Author(s): Reichow B, Barton EE, Boyd BA, Hume K, Reichow B, Barton EE, Boyd BA, Hume K
Abstract Share this page
Abstract BACKGROUND: The rising prevalence of autism spectrum disorders (ASD) increases the need for evidence-based behavioral treatments to lessen the impact of symptoms on children's functioning. At present, there are no curative or psychopharmacological therapies to effectively treat all symptoms of the disorder. Early intensive behavioral intervention (EIBI), a treatment based on the principles of applied behavior analysis delivered for multiple years at an intensity of 20 to 40 hours per week, is one of the more well-established treatments for ASD. OBJECTIVES: To systematically review the evidence for the effectiveness of EIBI in increasing the functional behaviors and skills of young children with ASD. SEARCH METHODS: We searched the following databases on 22 November 2011: CENTRAL (2011 Issue 4), MEDLINE (1948 to November Week 2, 2011), EMBASE (1980 to Week 46, 2011), PsycINFO (1806 to November Week 3, 2011), CINAHL (1937 to current), ERIC (1966 to current), Sociological Abstracts (1952 to current), Social Science Citation Index (1970 to current), WorldCat, metaRegister of Controlled Trials, and Networked Digital Library of Theses and Dissertations.
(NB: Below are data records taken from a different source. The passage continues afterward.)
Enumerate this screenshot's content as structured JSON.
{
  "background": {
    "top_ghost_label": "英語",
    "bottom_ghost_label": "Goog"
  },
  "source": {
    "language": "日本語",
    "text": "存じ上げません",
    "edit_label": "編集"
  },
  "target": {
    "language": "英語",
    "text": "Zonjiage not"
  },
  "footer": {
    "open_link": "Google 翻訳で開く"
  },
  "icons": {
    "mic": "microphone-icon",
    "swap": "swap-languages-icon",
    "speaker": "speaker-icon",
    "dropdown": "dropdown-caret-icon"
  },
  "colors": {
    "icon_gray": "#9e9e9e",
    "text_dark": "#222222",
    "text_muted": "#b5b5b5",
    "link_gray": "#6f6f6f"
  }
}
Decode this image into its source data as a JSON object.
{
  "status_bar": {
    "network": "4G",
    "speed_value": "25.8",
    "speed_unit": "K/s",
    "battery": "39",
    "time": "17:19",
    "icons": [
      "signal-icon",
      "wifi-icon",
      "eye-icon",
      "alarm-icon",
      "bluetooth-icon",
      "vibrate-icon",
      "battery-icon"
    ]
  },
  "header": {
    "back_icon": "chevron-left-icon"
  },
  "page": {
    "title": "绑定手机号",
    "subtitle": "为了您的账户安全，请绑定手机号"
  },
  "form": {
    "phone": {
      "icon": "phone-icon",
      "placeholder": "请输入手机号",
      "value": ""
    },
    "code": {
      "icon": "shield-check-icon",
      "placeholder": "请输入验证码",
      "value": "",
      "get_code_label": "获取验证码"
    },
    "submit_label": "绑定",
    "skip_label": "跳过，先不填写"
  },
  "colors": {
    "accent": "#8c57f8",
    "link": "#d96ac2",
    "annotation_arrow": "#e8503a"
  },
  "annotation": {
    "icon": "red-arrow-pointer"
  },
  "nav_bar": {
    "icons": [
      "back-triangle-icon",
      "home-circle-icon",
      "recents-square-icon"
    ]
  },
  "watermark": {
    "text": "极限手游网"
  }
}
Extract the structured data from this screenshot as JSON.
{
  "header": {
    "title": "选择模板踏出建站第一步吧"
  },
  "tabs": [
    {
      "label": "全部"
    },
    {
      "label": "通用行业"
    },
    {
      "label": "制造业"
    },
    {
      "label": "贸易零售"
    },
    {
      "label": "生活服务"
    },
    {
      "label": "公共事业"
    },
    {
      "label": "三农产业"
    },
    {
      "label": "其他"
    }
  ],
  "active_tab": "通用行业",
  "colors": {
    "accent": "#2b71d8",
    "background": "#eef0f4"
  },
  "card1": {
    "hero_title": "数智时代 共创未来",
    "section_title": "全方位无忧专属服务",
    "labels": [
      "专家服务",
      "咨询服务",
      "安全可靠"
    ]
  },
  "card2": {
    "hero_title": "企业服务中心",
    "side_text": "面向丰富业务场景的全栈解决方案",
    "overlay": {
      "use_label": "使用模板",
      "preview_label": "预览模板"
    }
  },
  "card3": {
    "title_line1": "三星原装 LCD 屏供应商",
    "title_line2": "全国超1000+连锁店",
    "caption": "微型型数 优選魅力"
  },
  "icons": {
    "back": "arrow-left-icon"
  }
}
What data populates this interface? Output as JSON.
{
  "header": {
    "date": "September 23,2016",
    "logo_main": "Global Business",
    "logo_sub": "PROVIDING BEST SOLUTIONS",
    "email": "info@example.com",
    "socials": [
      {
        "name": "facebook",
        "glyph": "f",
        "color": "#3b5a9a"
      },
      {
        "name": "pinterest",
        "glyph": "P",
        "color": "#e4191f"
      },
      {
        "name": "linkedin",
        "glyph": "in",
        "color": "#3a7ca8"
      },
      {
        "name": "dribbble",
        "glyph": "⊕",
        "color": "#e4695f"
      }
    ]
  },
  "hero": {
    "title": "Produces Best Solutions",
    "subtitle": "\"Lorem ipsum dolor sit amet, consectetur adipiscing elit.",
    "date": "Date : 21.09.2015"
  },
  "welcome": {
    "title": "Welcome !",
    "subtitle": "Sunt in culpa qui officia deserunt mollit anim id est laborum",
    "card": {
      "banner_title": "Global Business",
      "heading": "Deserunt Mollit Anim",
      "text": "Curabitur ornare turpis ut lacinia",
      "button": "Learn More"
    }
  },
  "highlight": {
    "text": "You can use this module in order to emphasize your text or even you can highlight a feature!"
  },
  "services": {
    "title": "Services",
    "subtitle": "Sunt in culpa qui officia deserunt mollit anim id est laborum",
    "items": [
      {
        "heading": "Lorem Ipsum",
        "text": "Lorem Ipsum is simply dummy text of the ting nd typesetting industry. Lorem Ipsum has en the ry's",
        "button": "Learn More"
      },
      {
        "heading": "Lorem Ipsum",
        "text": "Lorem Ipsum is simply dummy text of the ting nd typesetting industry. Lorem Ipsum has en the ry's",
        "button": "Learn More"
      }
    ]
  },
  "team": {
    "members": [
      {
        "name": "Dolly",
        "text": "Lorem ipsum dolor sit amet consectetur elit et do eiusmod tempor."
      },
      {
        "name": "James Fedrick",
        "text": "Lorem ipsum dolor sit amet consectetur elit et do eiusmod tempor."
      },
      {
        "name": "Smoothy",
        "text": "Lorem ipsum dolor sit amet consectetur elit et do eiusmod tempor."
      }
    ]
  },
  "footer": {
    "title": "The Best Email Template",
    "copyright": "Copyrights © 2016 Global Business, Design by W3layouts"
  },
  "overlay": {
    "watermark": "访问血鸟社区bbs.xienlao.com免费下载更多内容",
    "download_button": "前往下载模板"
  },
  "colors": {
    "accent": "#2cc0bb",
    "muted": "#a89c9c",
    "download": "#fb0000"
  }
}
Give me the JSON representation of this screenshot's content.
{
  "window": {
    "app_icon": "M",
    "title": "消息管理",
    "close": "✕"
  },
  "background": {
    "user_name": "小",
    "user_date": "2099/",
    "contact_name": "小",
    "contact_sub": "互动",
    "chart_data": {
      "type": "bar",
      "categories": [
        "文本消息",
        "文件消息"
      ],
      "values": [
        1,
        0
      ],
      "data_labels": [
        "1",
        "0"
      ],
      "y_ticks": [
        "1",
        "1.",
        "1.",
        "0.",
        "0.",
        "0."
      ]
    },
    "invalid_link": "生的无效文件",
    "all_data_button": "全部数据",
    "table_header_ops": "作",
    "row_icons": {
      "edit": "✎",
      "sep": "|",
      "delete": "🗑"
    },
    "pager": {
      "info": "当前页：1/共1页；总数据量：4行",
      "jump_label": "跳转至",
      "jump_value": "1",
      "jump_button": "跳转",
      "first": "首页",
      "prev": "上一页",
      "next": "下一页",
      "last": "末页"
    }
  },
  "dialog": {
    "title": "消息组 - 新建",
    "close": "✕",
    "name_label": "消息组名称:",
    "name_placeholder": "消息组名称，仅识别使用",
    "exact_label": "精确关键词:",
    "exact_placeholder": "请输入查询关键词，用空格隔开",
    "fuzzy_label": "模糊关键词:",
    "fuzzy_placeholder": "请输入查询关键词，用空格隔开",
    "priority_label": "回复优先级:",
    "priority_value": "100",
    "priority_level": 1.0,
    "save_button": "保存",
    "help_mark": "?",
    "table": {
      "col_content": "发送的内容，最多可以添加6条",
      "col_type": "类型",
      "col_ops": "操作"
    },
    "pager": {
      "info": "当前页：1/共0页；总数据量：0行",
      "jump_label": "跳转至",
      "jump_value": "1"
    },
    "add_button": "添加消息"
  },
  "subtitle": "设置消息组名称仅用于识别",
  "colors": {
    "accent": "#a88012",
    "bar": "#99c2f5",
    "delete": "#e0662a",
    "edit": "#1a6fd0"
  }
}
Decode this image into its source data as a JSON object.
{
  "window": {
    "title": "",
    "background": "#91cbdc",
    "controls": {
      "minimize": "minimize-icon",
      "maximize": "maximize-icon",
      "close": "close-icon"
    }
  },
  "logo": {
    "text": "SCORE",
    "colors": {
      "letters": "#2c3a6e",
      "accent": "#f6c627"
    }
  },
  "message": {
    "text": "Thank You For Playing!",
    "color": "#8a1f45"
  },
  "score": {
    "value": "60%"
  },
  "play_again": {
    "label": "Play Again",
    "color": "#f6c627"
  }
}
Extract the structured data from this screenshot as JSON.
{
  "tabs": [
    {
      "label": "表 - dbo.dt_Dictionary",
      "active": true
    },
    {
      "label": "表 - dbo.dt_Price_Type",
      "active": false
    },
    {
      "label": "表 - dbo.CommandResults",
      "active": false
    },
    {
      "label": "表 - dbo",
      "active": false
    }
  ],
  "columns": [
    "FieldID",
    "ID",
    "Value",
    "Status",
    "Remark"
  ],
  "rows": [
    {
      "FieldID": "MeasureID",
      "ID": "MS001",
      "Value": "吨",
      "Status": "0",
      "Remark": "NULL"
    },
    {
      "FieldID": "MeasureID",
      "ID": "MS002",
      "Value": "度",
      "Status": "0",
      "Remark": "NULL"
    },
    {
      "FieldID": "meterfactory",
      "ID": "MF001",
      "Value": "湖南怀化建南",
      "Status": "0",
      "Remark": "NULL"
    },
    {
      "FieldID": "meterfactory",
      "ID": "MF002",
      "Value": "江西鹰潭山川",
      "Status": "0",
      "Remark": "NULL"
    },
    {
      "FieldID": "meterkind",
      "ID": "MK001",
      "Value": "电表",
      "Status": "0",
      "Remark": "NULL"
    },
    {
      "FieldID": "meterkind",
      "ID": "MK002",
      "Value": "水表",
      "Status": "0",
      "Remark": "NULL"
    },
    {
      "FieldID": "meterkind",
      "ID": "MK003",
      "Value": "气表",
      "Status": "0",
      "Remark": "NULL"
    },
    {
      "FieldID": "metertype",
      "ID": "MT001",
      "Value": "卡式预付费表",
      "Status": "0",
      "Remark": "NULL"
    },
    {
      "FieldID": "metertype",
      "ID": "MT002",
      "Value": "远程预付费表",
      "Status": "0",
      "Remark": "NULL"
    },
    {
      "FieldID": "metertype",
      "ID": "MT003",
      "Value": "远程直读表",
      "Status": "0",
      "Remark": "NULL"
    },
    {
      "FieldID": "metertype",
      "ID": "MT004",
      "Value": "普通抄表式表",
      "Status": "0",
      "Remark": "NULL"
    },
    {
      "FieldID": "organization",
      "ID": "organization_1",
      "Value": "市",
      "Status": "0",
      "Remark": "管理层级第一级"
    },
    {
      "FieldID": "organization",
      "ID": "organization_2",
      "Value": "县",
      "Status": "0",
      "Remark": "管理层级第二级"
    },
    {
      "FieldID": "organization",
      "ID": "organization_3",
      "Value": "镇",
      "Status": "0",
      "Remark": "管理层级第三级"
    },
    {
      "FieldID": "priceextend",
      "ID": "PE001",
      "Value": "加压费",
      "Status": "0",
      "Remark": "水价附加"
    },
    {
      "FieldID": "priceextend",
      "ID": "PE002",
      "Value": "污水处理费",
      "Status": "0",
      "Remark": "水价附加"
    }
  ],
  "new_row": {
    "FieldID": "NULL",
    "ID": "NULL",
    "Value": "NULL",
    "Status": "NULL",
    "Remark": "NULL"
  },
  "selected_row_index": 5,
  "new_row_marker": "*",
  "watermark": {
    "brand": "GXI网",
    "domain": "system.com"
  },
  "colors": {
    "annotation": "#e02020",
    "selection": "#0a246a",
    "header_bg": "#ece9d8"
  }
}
We also searched the reference lists of published papers. SELECTION CRITERIA: Randomized control trials (RCTs), quasi-randomized control trials, or clinical control trials (CCTs) in which EIBI was compared to a no-treatment or treatment-as-usual control condition. Participants must have been less than six years of age at treatment onset and assigned to their study condition prior to commencing treatment. DATA COLLECTION AND ANALYSIS: Two authors independently selected and appraised studies for inclusion and assessed the risk of bias in each included study. All outcome data were continuous, from which standardized mean difference effect sizes with small sample correction were calculated. We conducted random-effects meta-analysis where possible, which means we assumed individual studies would provide different estimates of treatment effects. MAIN RESULTS: One RCT and four CCTs with a total of 203 participants were included. Reliance on synthesis from four CCTs limits the evidential base and this should be borne in mind when interpreting the results. All studies used a treatment-as-usual comparison group. We synthesized the results of the four CCTs using a random-effects model of meta-analysis of the standardized mean differences. Positive effects in favor of the EIBI treatment group were found for all outcomes. The mean effect size for adaptive behavior was g = 0.69 (95\% CI 0.38 to 1.01; P < 0.0001). The mean effect size for IQ was g = 0.76 (95\% CI 0.40 to 1.11; P < 0.0001). Three measures of communication and language skills all showed results in favor of EIBI: expressive language g = 0.50 (95\% CI 0.05 to 0.95; P = 0.03), receptive language g = 0.57 (95\% CI 0.20 to 0.94; P = .03), and daily communication skills g = 0.74 (95\% CI 0.30 to 1.18; P = 0.0009). The mean effect size for socialization was g = 0.42 (95\% CI 0.11 to 0.73; P = 0.0008), and for daily living skills was g = 0.55 (95\% CI 0.24 to 0.87; P = 0.0005). Additional descriptive analyses of other aspects related to quality of life and psychopathology are presented. However, due to the inclusion of non-randomized studies, there is a high risk of bias and the overall quality of evidence was rated as 'low' using the GRADE system, which rates the quality of evidence from meta-analyses to determine recommendations for practice. AUTHORS' CONCLUSIONS: There is some evidence that EIBI is an effective behavioral treatment for some children with ASD. However, the current state of the evidence is limited because of the reliance on data from non-randomized studies (CCTs) due to the lack of RCTs. Additional studies using RCT research designs are needed to make stronger conclusions about the effects of EIBI for children with ASD.
This article was published in Cochrane Database Syst Rev
and referenced in Drug Designing: Open Access